Now you have decided to storyboard or prototype, what tools can you use?

Traditionally storyboarding has been done using tools such as Microsoft Word and/or PowerPoint, but are these still fit for purpose?

Answer…. yes and no.  Word and PowerPoint are great for putting a written storyboard together but when project timescales are tight, and you need to collaborate with stakeholders there are other ways in which this can be done.  Instead, you could consider using tools such as Google Docs which allow collaborative editing and feedback.

For me personally I haven’t used Word and PowerPoint to storyboard for many years as I am more of a visual designer, but that may not be for everyone.  With tools such as Adobe XD, Sketch, and InVision, to name a few, there are new ways to rapidly prototype and storyboard and still work collaboratively with your extended team and stakeholders.

Next steps

Why not join the discussion on the 24th March 2021 all about Storyboarding for Digital Design.  Bring along some examples to share with the wider community and even discuss your methods with your peers.

eLN Interactive Webinar Series: Design and facilitation of live online learning with Jo Cook

In this interactive webinar you’ll learn some key points from live online learning specialist Jo Cook. Be prepared to get those fingers typing, your mice clicking on the whiteboard and to chat in breakout rooms.

2021 has been the year to really hone skills in designing and facilitating the live online learning sessions you started in 2020. Come and share your questions, challenges and success in virtual delivery.

In this session you will learn:

  • Key strategies for designing your virtual classrooms
  • Facilitation approaches so you don’t rely on webcam
  • How to plan and structure your session
This content is for members only.  Annual individual membership is only £29, sign up today and start taking advantage of the benefits of being an eLN member!
Through her company Lightbulb Moment, Jo Cook has specialised in training learning professionals about virtual classroom and webinar design and delivery since 2013. Jo is a speaker, instructional designer and classroom facilitator. Jo’s passion is in helping and supporting teams, professionals and organisations embrace the benefits of the live online learning technology and her background includes: further and higher education; the charity sector; small and large organisations, including CNN News and Bupa International.

Find out more about Jo and her work on her website: www.lightbulbmoment.online and follow @LightbulbJo on Twitter and LinkedIn.

eLN Interactive Webinar Series: Storyboarding for digital design with eLN Director Dave Price

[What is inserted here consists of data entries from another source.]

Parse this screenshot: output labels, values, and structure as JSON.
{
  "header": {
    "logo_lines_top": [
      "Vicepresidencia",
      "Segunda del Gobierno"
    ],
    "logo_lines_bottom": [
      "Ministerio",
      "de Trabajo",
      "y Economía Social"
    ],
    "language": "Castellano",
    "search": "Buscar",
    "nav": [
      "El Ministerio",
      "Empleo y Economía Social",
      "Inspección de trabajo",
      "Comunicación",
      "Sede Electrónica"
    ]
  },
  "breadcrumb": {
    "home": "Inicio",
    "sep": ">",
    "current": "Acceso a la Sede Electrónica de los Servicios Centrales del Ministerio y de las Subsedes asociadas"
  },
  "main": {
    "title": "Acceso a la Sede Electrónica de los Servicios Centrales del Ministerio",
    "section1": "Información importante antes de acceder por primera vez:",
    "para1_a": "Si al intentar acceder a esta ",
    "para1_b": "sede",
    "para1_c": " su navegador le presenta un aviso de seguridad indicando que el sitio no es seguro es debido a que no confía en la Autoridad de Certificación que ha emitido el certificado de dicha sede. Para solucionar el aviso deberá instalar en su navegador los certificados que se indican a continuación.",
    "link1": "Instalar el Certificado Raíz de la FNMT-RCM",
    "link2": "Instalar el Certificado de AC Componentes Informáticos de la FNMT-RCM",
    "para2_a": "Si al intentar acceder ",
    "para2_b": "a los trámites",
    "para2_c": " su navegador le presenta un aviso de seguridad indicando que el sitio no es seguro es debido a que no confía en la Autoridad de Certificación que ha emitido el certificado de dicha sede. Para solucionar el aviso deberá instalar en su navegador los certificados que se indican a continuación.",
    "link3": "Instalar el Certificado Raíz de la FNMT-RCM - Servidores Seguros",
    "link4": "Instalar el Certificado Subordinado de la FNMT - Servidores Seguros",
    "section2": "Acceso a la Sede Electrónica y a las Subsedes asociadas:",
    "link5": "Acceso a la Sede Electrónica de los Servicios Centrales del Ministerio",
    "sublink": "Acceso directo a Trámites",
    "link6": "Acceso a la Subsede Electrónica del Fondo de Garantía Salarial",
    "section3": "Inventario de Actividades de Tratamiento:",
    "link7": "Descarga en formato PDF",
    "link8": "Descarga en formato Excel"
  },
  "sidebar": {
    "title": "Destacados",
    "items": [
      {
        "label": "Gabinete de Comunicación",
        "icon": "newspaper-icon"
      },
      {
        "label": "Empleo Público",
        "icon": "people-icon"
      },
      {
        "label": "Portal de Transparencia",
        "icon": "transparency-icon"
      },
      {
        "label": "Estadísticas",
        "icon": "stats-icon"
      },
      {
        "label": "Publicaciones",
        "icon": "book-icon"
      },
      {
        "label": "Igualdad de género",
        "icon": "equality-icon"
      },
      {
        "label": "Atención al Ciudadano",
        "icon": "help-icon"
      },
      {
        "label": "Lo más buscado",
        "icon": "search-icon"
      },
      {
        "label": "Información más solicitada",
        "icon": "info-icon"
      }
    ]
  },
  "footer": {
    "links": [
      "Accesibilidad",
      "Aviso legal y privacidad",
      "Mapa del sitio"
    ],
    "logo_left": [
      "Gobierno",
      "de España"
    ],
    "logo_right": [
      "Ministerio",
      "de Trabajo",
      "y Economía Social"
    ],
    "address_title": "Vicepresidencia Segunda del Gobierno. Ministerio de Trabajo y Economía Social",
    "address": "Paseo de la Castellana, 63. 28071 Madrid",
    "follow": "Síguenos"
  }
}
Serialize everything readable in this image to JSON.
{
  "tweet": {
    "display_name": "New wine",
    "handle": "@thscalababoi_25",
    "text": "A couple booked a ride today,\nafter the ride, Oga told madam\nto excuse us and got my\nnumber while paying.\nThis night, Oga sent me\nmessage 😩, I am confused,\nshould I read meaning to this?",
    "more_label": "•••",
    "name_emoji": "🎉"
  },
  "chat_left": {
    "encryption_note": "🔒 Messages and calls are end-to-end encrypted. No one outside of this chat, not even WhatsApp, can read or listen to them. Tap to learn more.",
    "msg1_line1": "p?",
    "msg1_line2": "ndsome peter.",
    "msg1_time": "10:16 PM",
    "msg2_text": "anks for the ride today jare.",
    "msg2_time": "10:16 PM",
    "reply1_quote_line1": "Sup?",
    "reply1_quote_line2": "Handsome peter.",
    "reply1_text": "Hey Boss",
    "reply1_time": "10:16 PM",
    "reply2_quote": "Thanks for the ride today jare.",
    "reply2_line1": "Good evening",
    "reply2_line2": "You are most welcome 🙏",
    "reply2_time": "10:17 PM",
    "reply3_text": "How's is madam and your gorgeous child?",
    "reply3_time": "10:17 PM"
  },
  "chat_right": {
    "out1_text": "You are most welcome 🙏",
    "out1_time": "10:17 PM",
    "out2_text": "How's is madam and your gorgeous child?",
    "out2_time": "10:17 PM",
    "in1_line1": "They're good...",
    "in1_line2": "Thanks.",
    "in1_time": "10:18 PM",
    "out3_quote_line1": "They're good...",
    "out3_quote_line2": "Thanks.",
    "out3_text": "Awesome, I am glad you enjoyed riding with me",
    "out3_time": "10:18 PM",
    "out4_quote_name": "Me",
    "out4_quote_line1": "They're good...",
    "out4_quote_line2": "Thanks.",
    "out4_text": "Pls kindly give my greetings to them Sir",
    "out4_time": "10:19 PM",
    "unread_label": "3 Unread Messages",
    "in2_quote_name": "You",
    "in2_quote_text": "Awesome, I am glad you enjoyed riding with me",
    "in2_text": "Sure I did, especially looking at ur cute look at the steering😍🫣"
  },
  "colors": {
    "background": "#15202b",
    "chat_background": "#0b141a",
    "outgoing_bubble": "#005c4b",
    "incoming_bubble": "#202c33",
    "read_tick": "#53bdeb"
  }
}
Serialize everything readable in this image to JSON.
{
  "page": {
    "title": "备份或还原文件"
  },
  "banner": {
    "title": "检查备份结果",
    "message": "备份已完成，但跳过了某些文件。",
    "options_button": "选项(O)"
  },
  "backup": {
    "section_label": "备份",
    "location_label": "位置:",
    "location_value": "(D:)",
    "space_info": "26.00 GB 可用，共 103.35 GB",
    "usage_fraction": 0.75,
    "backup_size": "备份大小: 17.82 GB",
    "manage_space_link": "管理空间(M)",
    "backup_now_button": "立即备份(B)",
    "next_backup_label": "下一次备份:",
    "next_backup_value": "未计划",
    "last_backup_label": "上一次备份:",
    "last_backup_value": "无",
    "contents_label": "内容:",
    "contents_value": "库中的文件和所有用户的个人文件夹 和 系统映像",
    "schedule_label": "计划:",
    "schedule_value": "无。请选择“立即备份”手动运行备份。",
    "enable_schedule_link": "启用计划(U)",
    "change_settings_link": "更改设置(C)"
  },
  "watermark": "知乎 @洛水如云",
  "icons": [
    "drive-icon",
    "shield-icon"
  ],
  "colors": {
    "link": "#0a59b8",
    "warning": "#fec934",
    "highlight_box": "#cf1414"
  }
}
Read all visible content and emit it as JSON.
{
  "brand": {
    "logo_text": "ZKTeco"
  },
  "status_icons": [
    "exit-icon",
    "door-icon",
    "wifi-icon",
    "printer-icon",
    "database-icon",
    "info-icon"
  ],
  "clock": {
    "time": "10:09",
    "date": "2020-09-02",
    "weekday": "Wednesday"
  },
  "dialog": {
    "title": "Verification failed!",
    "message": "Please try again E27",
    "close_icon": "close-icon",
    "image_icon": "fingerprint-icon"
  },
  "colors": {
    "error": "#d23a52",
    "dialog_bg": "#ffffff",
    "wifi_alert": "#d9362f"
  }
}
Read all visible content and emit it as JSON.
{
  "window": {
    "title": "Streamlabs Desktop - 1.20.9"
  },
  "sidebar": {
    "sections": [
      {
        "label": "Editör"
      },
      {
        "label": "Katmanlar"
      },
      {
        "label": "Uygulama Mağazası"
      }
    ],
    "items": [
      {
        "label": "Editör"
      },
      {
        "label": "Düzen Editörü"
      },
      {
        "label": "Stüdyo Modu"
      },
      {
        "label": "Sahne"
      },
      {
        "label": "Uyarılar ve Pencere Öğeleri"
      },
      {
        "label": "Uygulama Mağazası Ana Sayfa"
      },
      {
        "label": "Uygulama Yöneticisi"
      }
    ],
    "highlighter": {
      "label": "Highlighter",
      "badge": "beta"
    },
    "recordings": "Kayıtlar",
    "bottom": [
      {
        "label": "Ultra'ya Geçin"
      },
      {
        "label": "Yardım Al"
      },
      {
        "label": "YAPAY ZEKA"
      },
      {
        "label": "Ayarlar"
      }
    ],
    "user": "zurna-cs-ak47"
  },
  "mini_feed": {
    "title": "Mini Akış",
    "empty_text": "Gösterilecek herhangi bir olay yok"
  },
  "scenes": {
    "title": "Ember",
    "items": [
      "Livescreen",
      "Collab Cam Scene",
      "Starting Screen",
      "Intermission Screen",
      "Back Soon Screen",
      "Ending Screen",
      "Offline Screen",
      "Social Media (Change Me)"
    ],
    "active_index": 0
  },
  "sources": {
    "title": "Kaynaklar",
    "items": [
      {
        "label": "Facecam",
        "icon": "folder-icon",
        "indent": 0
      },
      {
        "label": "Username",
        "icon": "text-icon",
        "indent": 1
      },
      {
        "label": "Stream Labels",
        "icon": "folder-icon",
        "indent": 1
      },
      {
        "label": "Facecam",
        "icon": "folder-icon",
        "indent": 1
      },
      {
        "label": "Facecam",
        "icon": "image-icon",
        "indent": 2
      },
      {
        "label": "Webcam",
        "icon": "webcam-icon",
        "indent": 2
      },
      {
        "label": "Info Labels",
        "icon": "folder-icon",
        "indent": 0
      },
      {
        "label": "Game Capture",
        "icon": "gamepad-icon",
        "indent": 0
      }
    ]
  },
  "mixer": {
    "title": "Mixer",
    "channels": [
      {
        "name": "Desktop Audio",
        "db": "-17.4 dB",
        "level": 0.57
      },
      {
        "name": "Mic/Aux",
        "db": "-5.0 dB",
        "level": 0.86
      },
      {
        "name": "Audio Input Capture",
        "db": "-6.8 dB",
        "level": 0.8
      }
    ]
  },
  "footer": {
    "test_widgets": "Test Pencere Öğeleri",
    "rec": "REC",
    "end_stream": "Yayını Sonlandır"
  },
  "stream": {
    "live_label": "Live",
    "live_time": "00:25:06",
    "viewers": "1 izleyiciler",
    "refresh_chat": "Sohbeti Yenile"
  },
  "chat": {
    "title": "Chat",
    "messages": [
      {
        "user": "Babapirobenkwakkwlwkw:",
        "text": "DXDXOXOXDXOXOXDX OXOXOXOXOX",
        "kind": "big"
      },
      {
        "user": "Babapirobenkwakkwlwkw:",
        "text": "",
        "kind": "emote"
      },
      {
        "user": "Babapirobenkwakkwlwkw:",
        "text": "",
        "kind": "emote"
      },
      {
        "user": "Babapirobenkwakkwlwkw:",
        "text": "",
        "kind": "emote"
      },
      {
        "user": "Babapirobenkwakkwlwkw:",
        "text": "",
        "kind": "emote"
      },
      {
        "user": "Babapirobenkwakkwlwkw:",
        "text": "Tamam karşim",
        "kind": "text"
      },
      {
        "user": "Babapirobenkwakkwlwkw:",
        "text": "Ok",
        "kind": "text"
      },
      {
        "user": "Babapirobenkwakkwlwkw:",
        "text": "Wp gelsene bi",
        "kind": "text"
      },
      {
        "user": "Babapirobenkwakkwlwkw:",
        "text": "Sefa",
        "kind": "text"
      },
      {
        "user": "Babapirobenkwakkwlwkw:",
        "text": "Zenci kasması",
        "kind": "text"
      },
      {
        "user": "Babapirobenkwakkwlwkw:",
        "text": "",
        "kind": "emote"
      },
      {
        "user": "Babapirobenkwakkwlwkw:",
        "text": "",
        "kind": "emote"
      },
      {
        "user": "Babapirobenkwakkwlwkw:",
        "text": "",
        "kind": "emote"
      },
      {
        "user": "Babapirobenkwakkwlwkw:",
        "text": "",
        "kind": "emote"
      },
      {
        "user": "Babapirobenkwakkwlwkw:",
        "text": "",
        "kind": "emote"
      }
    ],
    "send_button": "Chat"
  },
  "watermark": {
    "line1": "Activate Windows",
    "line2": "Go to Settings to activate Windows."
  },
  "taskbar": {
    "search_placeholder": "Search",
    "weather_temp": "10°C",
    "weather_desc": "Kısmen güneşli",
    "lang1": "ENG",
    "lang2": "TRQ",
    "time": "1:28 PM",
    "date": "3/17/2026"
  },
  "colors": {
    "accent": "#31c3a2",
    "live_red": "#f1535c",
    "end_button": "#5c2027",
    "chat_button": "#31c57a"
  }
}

What is a storyboard in digital learning?
In simple terms it’s a framework that is laid out for developing a digital course, whether it be eLearning, interactive video, or some other medium.
So why use a storyboard?
There are a number of reasons why you might storyboard and these can include:
  • Visualising your design work
  • Identifying gaps or weaknesses in the training design
  • Helping SME’s to validate the content that is going to be built
  • and if done right, could save you a lot of time in the later development stages
During this webinar your host David will share his thoughts on the storyboarding and prototyping of a digital course and facilitate discussions around best practises and the tools available to aid you in designing your own storyboards. We will also look at the differences between storyboarding and prototyping and how UX design can help you on the path to success.As an interactive session why not bring along some of your own storyboarding stories and experiences, and even bring along some examples that you may want some help on from other experts in your field.
David Price

About your presenter: I have over 19 years experience of designing and developing eLearning in a number of different industries. I am currently an eLN mentor as I love to help other people develop their digital skills and I hope to further that more as an eLN director. I am passionate about UI and UX design and with an additional background in website development and photography I have a keen interest in making engaging content for learners. I would bring all my years of experience to the board and my experience of working in a vast range of different industries gives me an in-depth knowledge on a whole range of subject matters.